Over the last decade an increasingly influential independent annual report releases what is in effect the world’s ‘scorecard on education’. Like a student who awaits their end of year grades with trepidation, those that follow education development await the 1st March for the publication of the EFA Global Monitoring Report (GMR) with great interest.
Has the global ‘out of school’ child population been reduced? The GMR last year reported that in 2007, some 72 million children were out of school, a 28% decline from the start of the decade. While the trend is down, we are now mid way between 2000 and 2015, and the MDG target of getting all kids into primary school is seriously off track. Not least due to the seemingly intractable problems in certain countries and regions affected by conflict or where governments simply don’t exist or are incapable of providing basic services such as schooling.

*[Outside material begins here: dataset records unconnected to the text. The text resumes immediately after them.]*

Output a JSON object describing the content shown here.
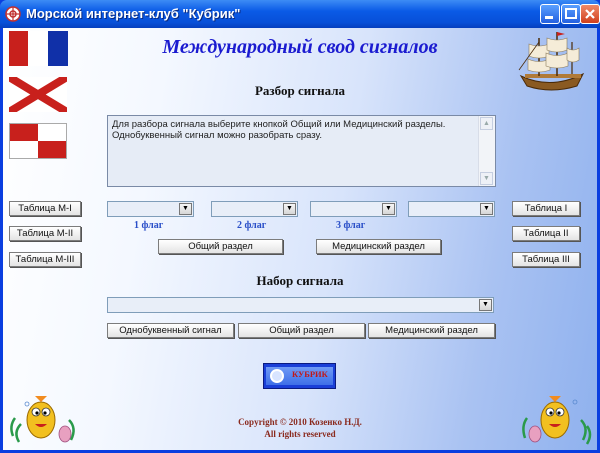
{
  "window": {
    "title": "Морской интернет-клуб \"Кубрик\""
  },
  "header": {
    "title": "Международный свод сигналов"
  },
  "decode": {
    "title": "Разбор сигнала",
    "info_line1": "Для разбора сигнала выберите кнопкой Общий или Медицинский разделы.",
    "info_line2": "Однобуквенный сигнал можно разобрать сразу."
  },
  "left_tables": [
    {
      "label": "Таблица M-I"
    },
    {
      "label": "Таблица M-II"
    },
    {
      "label": "Таблица M-III"
    }
  ],
  "right_tables": [
    {
      "label": "Таблица I"
    },
    {
      "label": "Таблица II"
    },
    {
      "label": "Таблица III"
    }
  ],
  "flag_selects": [
    {
      "value": "",
      "label": ""
    },
    {
      "value": "",
      "label": "1 флаг"
    },
    {
      "value": "",
      "label": "2 флаг"
    },
    {
      "value": "",
      "label": "3 флаг"
    }
  ],
  "decode_buttons": {
    "general": "Общий раздел",
    "medical": "Медицинский раздел"
  },
  "compose": {
    "title": "Набор сигнала",
    "select_value": "",
    "buttons": {
      "single": "Однобуквенный сигнал",
      "general": "Общий раздел",
      "medical": "Медицинский раздел"
    }
  },
  "logo": {
    "text": "КУБРИК"
  },
  "footer": {
    "copyright": "Copyright © 2010 Козенко Н.Д.",
    "rights": "All rights reserved"
  },
  "colors": {
    "title_accent": "#1b1bd0",
    "flag_label": "#2a4fc8",
    "copyright": "#8a2a1e"
  }
}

It is notable that there is a major time-lag of three or more years between reporting global education statistics and the current year. In addition to thought provoking analysis, the GMR has large appendices that provide data on every country and region in the world. These originate from the UNESCO Institute of Statistics in Canada that has the unenviable job of collating, standardising and crunching this voluminous data from around the world. The long term trends in the GMR are of interest, for example the good progress made by large African countries such as Ethiopia and Tanzania, while Nigeria has made little impact in getting more children in to school in the past decade. Perhaps they should utilise the graphic wizardry I featured recently in Prof. Hans Rosling’s GapMinder World to visually articulate these trends?

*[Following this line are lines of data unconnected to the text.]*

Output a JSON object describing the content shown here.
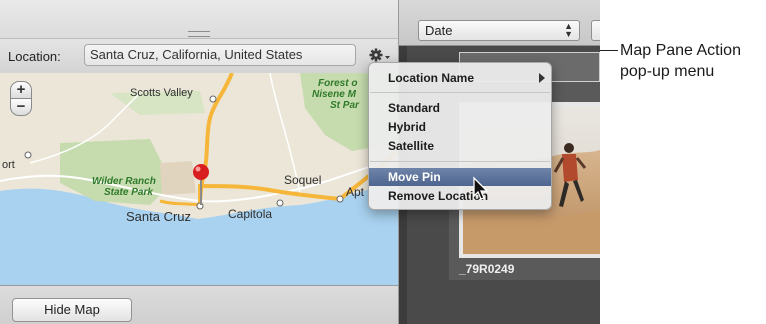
{
  "location_bar": {
    "label": "Location:",
    "value": "Santa Cruz, California, United States",
    "action_icon": "gear-icon"
  },
  "map": {
    "zoom_in": "+",
    "zoom_out": "−",
    "places": {
      "scotts_valley": "Scotts Valley",
      "forest": "Forest o",
      "nisene": "Nisene M",
      "st_park": "St Par",
      "wilder_1": "Wilder Ranch",
      "wilder_2": "State Park",
      "santa_cruz": "Santa Cruz",
      "capitola": "Capitola",
      "soquel": "Soquel",
      "aptos": "Apt",
      "port": "ort"
    },
    "pin_color": "#d81e1e"
  },
  "bottom_bar": {
    "hide_map": "Hide Map"
  },
  "browser": {
    "sort_value": "Date",
    "thumbnail_name": "_79R0249"
  },
  "popup_menu": {
    "items": [
      {
        "label": "Location Name",
        "has_submenu": true
      },
      {
        "label": "Standard"
      },
      {
        "label": "Hybrid"
      },
      {
        "label": "Satellite"
      },
      {
        "label": "Move Pin",
        "selected": true
      },
      {
        "label": "Remove Location"
      }
    ]
  },
  "callout": {
    "line1": "Map Pane Action",
    "line2": "pop-up menu"
  },
  "colors": {
    "water": "#a9d2f0",
    "land": "#ece6d8",
    "park": "#c6dcae",
    "highway": "#f6b63a",
    "menu_highlight": "#5b729c"
  }
}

To some extent I have specialised in supporting national efforts to improve education statistics and know how these information problems originate. Just last week I was in a meeting at the local UNESCO office, where, with staff from the Zimbabwean Ministry of Education, we discussed how to collect and disseminate student enrolment data for the last three years, as nothing has been formally published since 2006.

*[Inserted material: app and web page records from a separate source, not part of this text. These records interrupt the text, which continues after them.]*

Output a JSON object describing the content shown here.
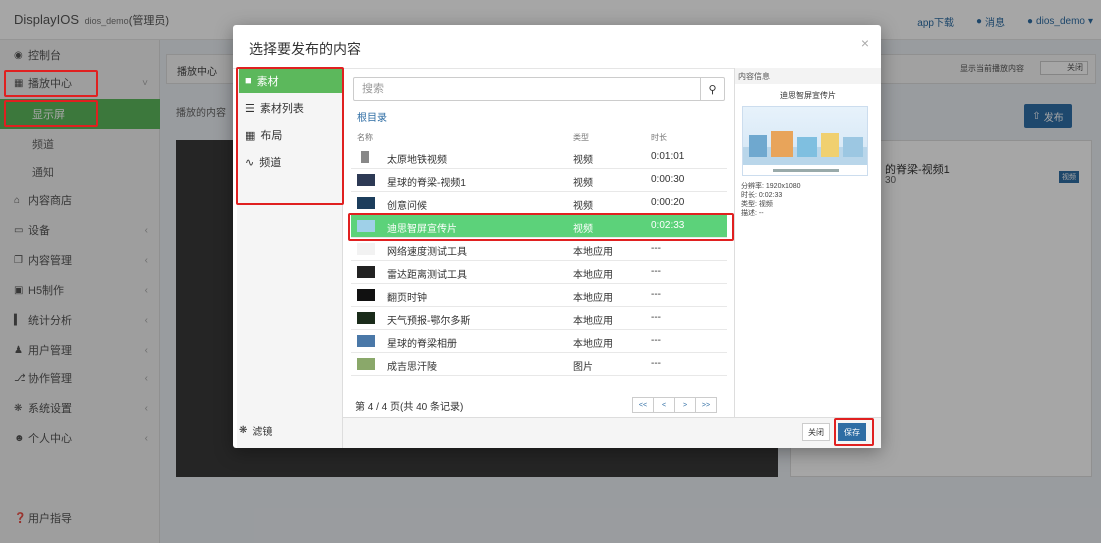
{
  "topbar": {
    "brand": "DisplayIOS",
    "user_sub": "dios_demo",
    "role": "(管理员)",
    "app_download": "app下载",
    "messages": "消息",
    "username": "dios_demo"
  },
  "sidebar": {
    "items": [
      {
        "label": "控制台",
        "icon": "dashboard-icon"
      },
      {
        "label": "播放中心",
        "icon": "grid-icon"
      },
      {
        "label": "显示屏"
      },
      {
        "label": "频道"
      },
      {
        "label": "通知"
      },
      {
        "label": "内容商店",
        "icon": "bank-icon"
      },
      {
        "label": "设备",
        "icon": "monitor-icon"
      },
      {
        "label": "内容管理",
        "icon": "copy-icon"
      },
      {
        "label": "H5制作",
        "icon": "h5-icon"
      },
      {
        "label": "统计分析",
        "icon": "bar-chart-icon"
      },
      {
        "label": "用户管理",
        "icon": "users-icon"
      },
      {
        "label": "协作管理",
        "icon": "fork-icon"
      },
      {
        "label": "系统设置",
        "icon": "gear-icon"
      },
      {
        "label": "个人中心",
        "icon": "user-circle-icon"
      },
      {
        "label": "用户指导",
        "icon": "question-icon"
      }
    ]
  },
  "main": {
    "panel_title": "播放中心",
    "publish_label": "播放的内容",
    "show_current_label": "显示当前播放内容",
    "toggle_label": "关闭",
    "publish_button": "发布",
    "card_title": "的脊梁-视频1",
    "card_sub": "30",
    "card_badge": "视频"
  },
  "modal": {
    "title": "选择要发布的内容",
    "nav": [
      {
        "label": "素材",
        "icon": "folder-icon"
      },
      {
        "label": "素材列表",
        "icon": "list-icon"
      },
      {
        "label": "布局",
        "icon": "grid-icon"
      },
      {
        "label": "频道",
        "icon": "rss-icon"
      }
    ],
    "filter_label": "滤镜",
    "search_placeholder": "搜索",
    "root_link": "根目录",
    "columns": {
      "name": "名称",
      "type": "类型",
      "duration": "时长"
    },
    "rows": [
      {
        "name": "太原地铁视频",
        "type": "视频",
        "duration": "0:01:01"
      },
      {
        "name": "星球的脊梁-视频1",
        "type": "视频",
        "duration": "0:00:30"
      },
      {
        "name": "创意问候",
        "type": "视频",
        "duration": "0:00:20"
      },
      {
        "name": "迪思智屏宣传片",
        "type": "视频",
        "duration": "0:02:33"
      },
      {
        "name": "网络速度测试工具",
        "type": "本地应用",
        "duration": "---"
      },
      {
        "name": "雷达距离测试工具",
        "type": "本地应用",
        "duration": "---"
      },
      {
        "name": "翻页时钟",
        "type": "本地应用",
        "duration": "---"
      },
      {
        "name": "天气预报-鄂尔多斯",
        "type": "本地应用",
        "duration": "---"
      },
      {
        "name": "星球的脊梁相册",
        "type": "本地应用",
        "duration": "---"
      },
      {
        "name": "成吉思汗陵",
        "type": "图片",
        "duration": "---"
      }
    ],
    "pagination_text": "第 4 / 4 页(共 40 条记录)",
    "pager": [
      "<<",
      "<",
      ">",
      ">>"
    ],
    "info": {
      "header": "内容信息",
      "name": "迪思智屏宣传片",
      "resolution": "分辨率: 1920x1080",
      "duration": "时长: 0:02:33",
      "type": "类型: 视频",
      "description": "描述: --"
    },
    "close_button": "关闭",
    "save_button": "保存"
  },
  "colors": {
    "accent_green": "#5cb85c",
    "primary_blue": "#2e6da4",
    "highlight_red": "#e02020"
  }
}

Interestingly the UNESCO Paris-based EFA GMR team in recent years have increasingly concentrated on the hard to reach ‘hot spots’ with a focus on education and governance (2009), marginalisation (2010) and now conflict in this year’s 2011 report. It’s not just a question of pumping in aid money, but also tackling underlying issues of inequality, corruption and weak institutions that prevent countries developing. I experienced this first hand in Nigeria, where the paradox existed of a huge under-utilised government Universal Basic Education Fund and the largest number (7m+) of out of school children in the world.
During the recent crisis of 2008/09 in Zimbabwe there was little coverage on school closures in comparison to headlines announcing cholera epidemics, but the long term impact of missed education can be heavy. Recent research on Zimbabwe’s falling HIV infection rates interestingly cited the high levels of literacy as a factor which made prevention and behaviour change campaigns effective. Education acting in effect as a ‘cushion’, mitigating the harmful consequences of conflict.
The World Education Blog, run by the GMR team already has some compelling stories to tell on the effects of conflict on education, be it displaced refugees and child soldiers in the Democratic Republic of Congo or the promise of long awaited change in South Sudan following the recent referendum on secession. Be sure to browse the full GMR 2011 Education and Conflict report today.